Report each line from the entries in which "title" can be found.
══ Given entries
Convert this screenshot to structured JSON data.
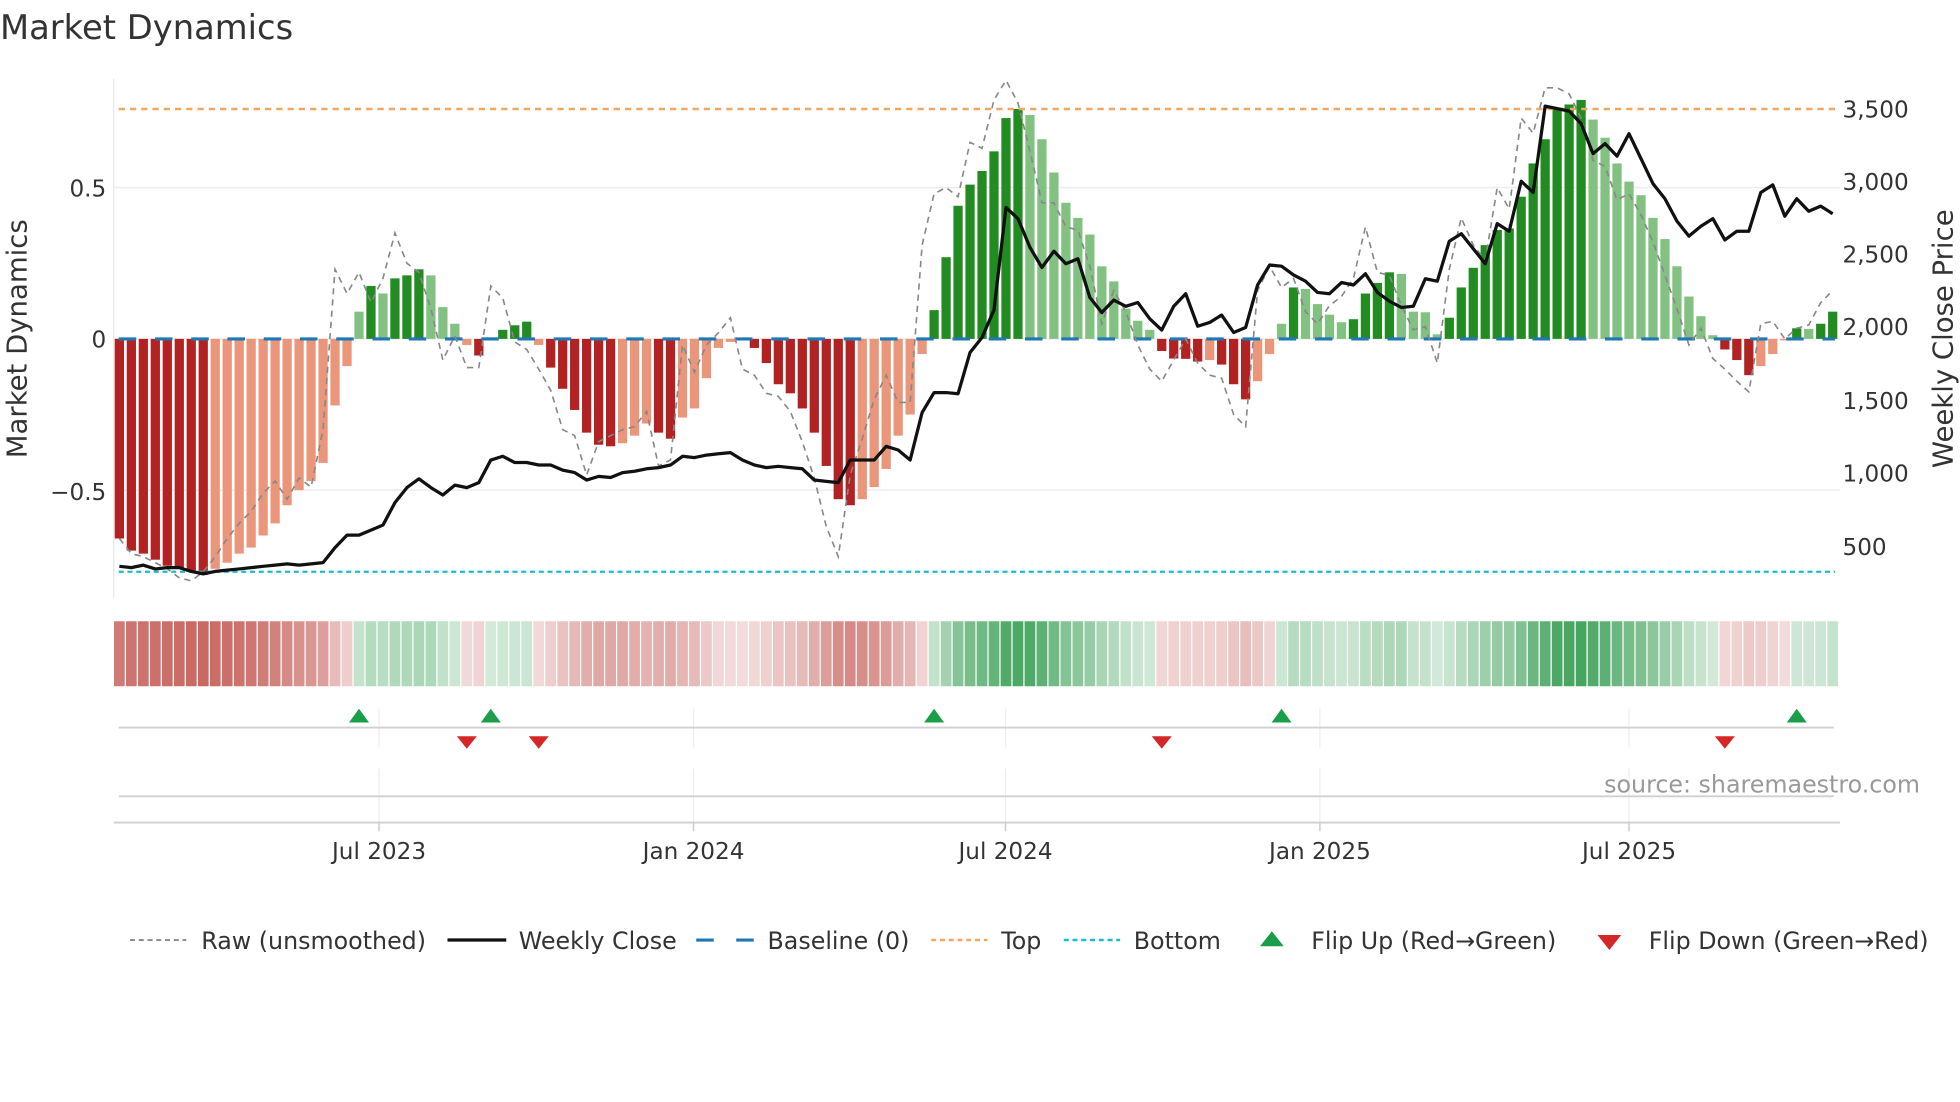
{
  "title": "Market Dynamics",
  "source": "source: sharemaestro.com",
  "colors": {
    "strong_negative": "#b22222",
    "weak_negative": "#e9967a",
    "strong_positive": "#228b22",
    "weak_positive": "#82c182",
    "raw": "#888888",
    "close": "#111111",
    "baseline": "#1f77b4",
    "top": "#f0a860",
    "bottom": "#17becf",
    "flip_up": "#1a9e4a",
    "flip_down": "#d62728"
  },
  "chart_data": {
    "type": "bar",
    "title": "Market Dynamics",
    "ylabel": "Market Dynamics",
    "y2label": "Weekly Close Price",
    "ylim": [
      -0.855,
      0.86
    ],
    "y2lim": [
      139,
      3698
    ],
    "y_ticks": [
      {
        "value": 0.5,
        "label": "0.5"
      },
      {
        "value": 0,
        "label": "0"
      },
      {
        "value": -0.5,
        "label": "−0.5"
      }
    ],
    "y2_ticks": [
      {
        "value": 3500,
        "label": "3,500"
      },
      {
        "value": 3000,
        "label": "3,000"
      },
      {
        "value": 2500,
        "label": "2,500"
      },
      {
        "value": 2000,
        "label": "2,000"
      },
      {
        "value": 1500,
        "label": "1,500"
      },
      {
        "value": 1000,
        "label": "1,000"
      },
      {
        "value": 500,
        "label": "500"
      }
    ],
    "x_ticks": [
      {
        "week_index": 21.67,
        "label": "Jul 2023"
      },
      {
        "week_index": 47.92,
        "label": "Jan 2024"
      },
      {
        "week_index": 73.96,
        "label": "Jul 2024"
      },
      {
        "week_index": 100.2,
        "label": "Jan 2025"
      },
      {
        "week_index": 126.0,
        "label": "Jul 2025"
      }
    ],
    "top_level": 0.76,
    "bottom_level": -0.77,
    "baseline": 0,
    "series": [
      {
        "name": "Market Dynamics (smoothed)",
        "values": [
          -0.66,
          -0.7,
          -0.71,
          -0.73,
          -0.75,
          -0.76,
          -0.77,
          -0.78,
          -0.76,
          -0.74,
          -0.71,
          -0.69,
          -0.65,
          -0.61,
          -0.55,
          -0.5,
          -0.47,
          -0.41,
          -0.22,
          -0.09,
          0.09,
          0.175,
          0.15,
          0.2,
          0.21,
          0.23,
          0.21,
          0.105,
          0.05,
          -0.02,
          -0.055,
          0.005,
          0.03,
          0.045,
          0.057,
          -0.02,
          -0.095,
          -0.165,
          -0.235,
          -0.31,
          -0.35,
          -0.355,
          -0.345,
          -0.32,
          -0.28,
          -0.31,
          -0.33,
          -0.26,
          -0.23,
          -0.13,
          -0.03,
          -0.01,
          -0.005,
          -0.03,
          -0.08,
          -0.15,
          -0.18,
          -0.23,
          -0.31,
          -0.42,
          -0.53,
          -0.55,
          -0.53,
          -0.49,
          -0.43,
          -0.32,
          -0.25,
          -0.05,
          0.095,
          0.27,
          0.44,
          0.51,
          0.555,
          0.62,
          0.73,
          0.76,
          0.74,
          0.66,
          0.55,
          0.45,
          0.4,
          0.345,
          0.24,
          0.19,
          0.1,
          0.06,
          0.03,
          -0.04,
          -0.065,
          -0.066,
          -0.075,
          -0.07,
          -0.085,
          -0.15,
          -0.2,
          -0.14,
          -0.05,
          0.05,
          0.17,
          0.165,
          0.115,
          0.08,
          0.055,
          0.065,
          0.15,
          0.185,
          0.22,
          0.215,
          0.09,
          0.088,
          0.015,
          0.07,
          0.17,
          0.235,
          0.31,
          0.36,
          0.365,
          0.47,
          0.58,
          0.66,
          0.76,
          0.775,
          0.79,
          0.725,
          0.665,
          0.58,
          0.52,
          0.475,
          0.4,
          0.33,
          0.24,
          0.14,
          0.075,
          0.012,
          -0.035,
          -0.07,
          -0.12,
          -0.09,
          -0.05,
          -0.005,
          0.035,
          0.033,
          0.05,
          0.09
        ]
      },
      {
        "name": "Raw (unsmoothed)",
        "values": [
          -0.66,
          -0.71,
          -0.72,
          -0.74,
          -0.76,
          -0.79,
          -0.8,
          -0.77,
          -0.72,
          -0.66,
          -0.61,
          -0.57,
          -0.51,
          -0.47,
          -0.53,
          -0.46,
          -0.49,
          -0.3,
          0.23,
          0.15,
          0.22,
          0.12,
          0.2,
          0.35,
          0.25,
          0.22,
          0.1,
          -0.07,
          0.01,
          -0.095,
          -0.095,
          0.175,
          0.135,
          -0.01,
          -0.035,
          -0.1,
          -0.17,
          -0.3,
          -0.32,
          -0.45,
          -0.34,
          -0.32,
          -0.3,
          -0.29,
          -0.24,
          -0.42,
          -0.4,
          -0.02,
          -0.11,
          -0.02,
          0.02,
          0.07,
          -0.1,
          -0.12,
          -0.18,
          -0.19,
          -0.24,
          -0.34,
          -0.46,
          -0.62,
          -0.72,
          -0.45,
          -0.33,
          -0.2,
          -0.12,
          -0.21,
          -0.21,
          0.31,
          0.48,
          0.5,
          0.47,
          0.65,
          0.63,
          0.79,
          0.855,
          0.78,
          0.62,
          0.45,
          0.45,
          0.37,
          0.36,
          0.24,
          0.05,
          0.16,
          0.09,
          -0.02,
          -0.1,
          -0.14,
          -0.07,
          0.0,
          -0.08,
          -0.12,
          -0.13,
          -0.25,
          -0.29,
          0.16,
          0.24,
          0.17,
          0.2,
          0.09,
          0.05,
          0.11,
          0.14,
          0.2,
          0.37,
          0.22,
          0.21,
          0.11,
          0.03,
          0.04,
          -0.08,
          0.23,
          0.4,
          0.31,
          0.26,
          0.5,
          0.43,
          0.73,
          0.68,
          0.83,
          0.83,
          0.81,
          0.73,
          0.59,
          0.57,
          0.46,
          0.48,
          0.41,
          0.32,
          0.21,
          0.1,
          -0.02,
          0.035,
          -0.065,
          -0.1,
          -0.14,
          -0.175,
          0.05,
          0.058,
          0.0,
          0.035,
          0.046,
          0.12,
          0.16
        ]
      },
      {
        "name": "Weekly Close",
        "axis": "right",
        "values": [
          353,
          344,
          361,
          335,
          344,
          344,
          318,
          301,
          318,
          327,
          335,
          344,
          353,
          361,
          370,
          361,
          370,
          378,
          481,
          567,
          567,
          601,
          636,
          790,
          893,
          953,
          893,
          842,
          910,
          893,
          927,
          1082,
          1108,
          1065,
          1065,
          1048,
          1048,
          1013,
          996,
          945,
          970,
          962,
          996,
          1005,
          1022,
          1030,
          1048,
          1108,
          1099,
          1116,
          1125,
          1133,
          1082,
          1048,
          1030,
          1039,
          1030,
          1022,
          945,
          936,
          927,
          1082,
          1082,
          1082,
          1176,
          1151,
          1082,
          1408,
          1545,
          1545,
          1537,
          1820,
          1923,
          2112,
          2815,
          2738,
          2541,
          2403,
          2515,
          2429,
          2463,
          2197,
          2094,
          2180,
          2137,
          2163,
          2051,
          1974,
          2137,
          2223,
          2000,
          2026,
          2077,
          1957,
          1991,
          2283,
          2420,
          2412,
          2352,
          2309,
          2232,
          2223,
          2300,
          2283,
          2360,
          2232,
          2172,
          2129,
          2137,
          2326,
          2309,
          2583,
          2635,
          2532,
          2429,
          2704,
          2652,
          2995,
          2918,
          3510,
          3493,
          3476,
          3390,
          3184,
          3253,
          3167,
          3321,
          3150,
          2978,
          2875,
          2721,
          2618,
          2686,
          2738,
          2592,
          2652,
          2652,
          2918,
          2970,
          2755,
          2875,
          2789,
          2824,
          2772
        ]
      }
    ],
    "legend_position": "bottom",
    "legend": [
      "Raw (unsmoothed)",
      "Weekly Close",
      "Baseline (0)",
      "Top",
      "Bottom",
      "Flip Up (Red→Green)",
      "Flip Down (Green→Red)"
    ]
  }
}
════
* Result of this exercise:
  "title": "Market Dynamics",
    "title": "Market Dynamics",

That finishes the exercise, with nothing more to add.